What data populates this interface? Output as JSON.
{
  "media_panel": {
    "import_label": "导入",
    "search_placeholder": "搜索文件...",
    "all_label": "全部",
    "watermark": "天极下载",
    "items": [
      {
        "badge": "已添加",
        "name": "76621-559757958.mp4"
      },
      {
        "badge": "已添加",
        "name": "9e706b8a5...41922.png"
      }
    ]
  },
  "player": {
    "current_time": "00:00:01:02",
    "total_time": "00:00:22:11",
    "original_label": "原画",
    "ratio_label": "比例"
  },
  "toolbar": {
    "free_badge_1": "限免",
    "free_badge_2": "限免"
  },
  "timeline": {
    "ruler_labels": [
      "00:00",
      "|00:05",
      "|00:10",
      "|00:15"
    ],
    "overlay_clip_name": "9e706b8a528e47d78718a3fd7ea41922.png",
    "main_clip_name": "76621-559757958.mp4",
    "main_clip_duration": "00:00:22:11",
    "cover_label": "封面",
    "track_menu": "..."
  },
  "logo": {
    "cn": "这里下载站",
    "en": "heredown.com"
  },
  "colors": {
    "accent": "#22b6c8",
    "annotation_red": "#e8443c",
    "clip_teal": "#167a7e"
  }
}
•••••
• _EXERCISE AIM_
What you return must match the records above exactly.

• _SOLUTION FOR THIS EXERCISE_
What data populates this interface? Output as JSON.
{
  "media_panel": {
    "import_label": "导入",
    "search_placeholder": "搜索文件...",
    "all_label": "全部",
    "watermark": "天极下载",
    "items": [
      {
        "badge": "已添加",
        "name": "76621-559757958.mp4"
      },
      {
        "badge": "已添加",
        "name": "9e706b8a5...41922.png"
      }
    ]
  },
  "player": {
    "current_time": "00:00:01:02",
    "total_time": "00:00:22:11",
    "original_label": "原画",
    "ratio_label": "比例"
  },
  "toolbar": {
    "free_badge_1": "限免",
    "free_badge_2": "限免"
  },
  "timeline": {
    "ruler_labels": [
      "00:00",
      "|00:05",
      "|00:10",
      "|00:15"
    ],
    "overlay_clip_name": "9e706b8a528e47d78718a3fd7ea41922.png",
    "main_clip_name": "76621-559757958.mp4",
    "main_clip_duration": "00:00:22:11",
    "cover_label": "封面",
    "track_menu": "..."
  },
  "logo": {
    "cn": "这里下载站",
    "en": "heredown.com"
  },
  "colors": {
    "accent": "#22b6c8",
    "annotation_red": "#e8443c",
    "clip_teal": "#167a7e"
  }
}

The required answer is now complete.